Goose Island State Park, Rockport, Texas
Today was a trip down memory lane the first thing this morning. My son got one of his earliest camping trips in this park. I located the campsite we were in that time and it still looks like when he was here. Over in the playground are the swings we played on. The high slide is gone, but the long chain swings are still here. In the picture you will see a set of regular height swings and then the tall set. They are exceptional fun for sure.
This wind blown tree is typical of most of the live oak trees in the area. The prevailing and frequent wind has twisted the trees into many different shapes, but always windblown. They are beautiful.
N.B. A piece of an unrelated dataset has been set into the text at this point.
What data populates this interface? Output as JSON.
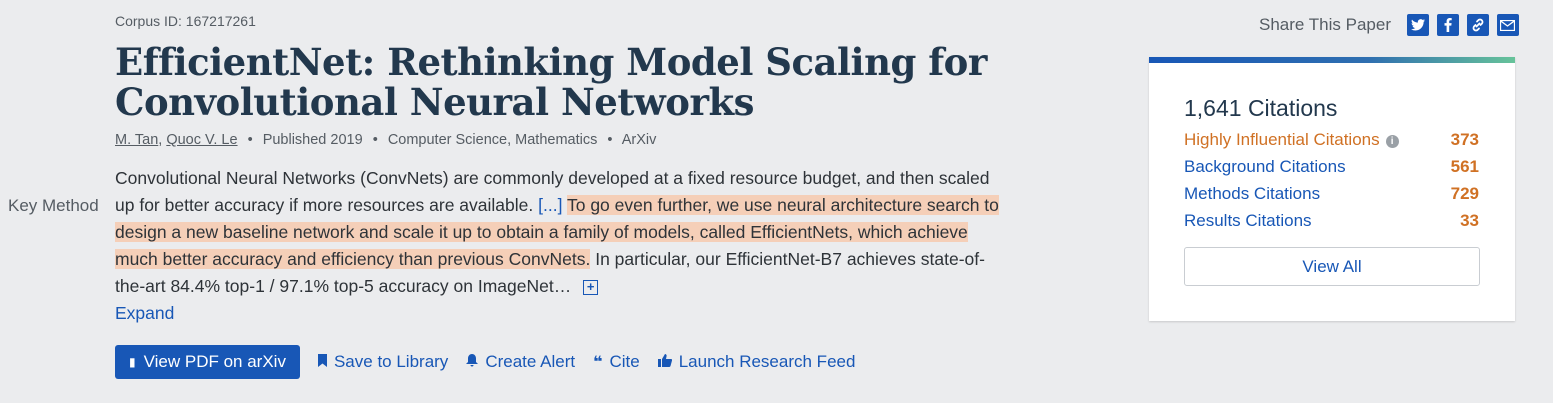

The largest live oak is here also and my son and I once used one of the drooping limbs for a swing. Since some idiot a few years damaged the tree, the Parks and Wildlife have fenced it off so you are not supposed to climb on it an more. For some of the doubters in Washington, I took a picture of one of the channel bass, or Redfish as they are called down here, that a fellow was cleaning at the boat ramp. This is about the minimum size you are allowed to keep. He and another fellow limited out and also had a few other fish. The fillets off this these sure looked like a good meal in the making. Later on they get a lot bigger, in the 36 -40 inch size.
The fish cleaner had a big audience of “friends” waiting for the left over’s. He tossed a fish carcass in the water and one big fight started. However the fish carcass was to big for these pelicans to get into their mouth to swallow. At one time five pelicans had hold of the fish fighting over it. It was quite a tussle there for awhile, with a lot of squawking and wing flapping.
Just up channel from the boat ramp is some proper oyster reefs for those that have never seen them. The brown “mud” flats ore covered with oysters and are slightly submerged when the tide is in. There are several types of birds that feed heavily among the oysters during low tides. The best I could tell they were eating some kind of worms that live in the mud. A very little known fact is that when the tide is barely covering the oysters, they make a lot of noise. If you sit quietly in your boat next to them you can hear all sorts of clacking of the shells, water being squirted and other noises that I have never been able to identify.
The reefs can be very good for catching fish around. There were three folks that had waded way out into the bay to fish a channel amongst the reefs. I caught this picture of them as the day was waning. They are little dots way out near the horizon. This was shot with a three power telephoto lens, so you know they have a long walk back. Now these waters have stingrays in them. Believe me you do not want a stingray to stick his tail barb into you, so you shuffle your feet while walking. I once had a small one about 2 feet across slap the side of a plywood hull boat was in. The barb went through the 3/8” plywood. It just broke of the stingray and stayed in the boat hull. There was never even a leak around the penetration during the time I was around the boat after that.
Whew. I had a busy day. I have visited the new RV park and it is very rustic, but sufficient and cheap. I will be moving tomorrow for a month. Hopefully my budget can recover some even if the stock market doesn’t. Just an aside, I shot 58 photos today to cull down to these shown here. The first draft of today’s events was seven pages. It took a good while to get this old wind bag deflated enough too fit into the blog. Maybe I am having tooooo much fun. NAH! TheOFM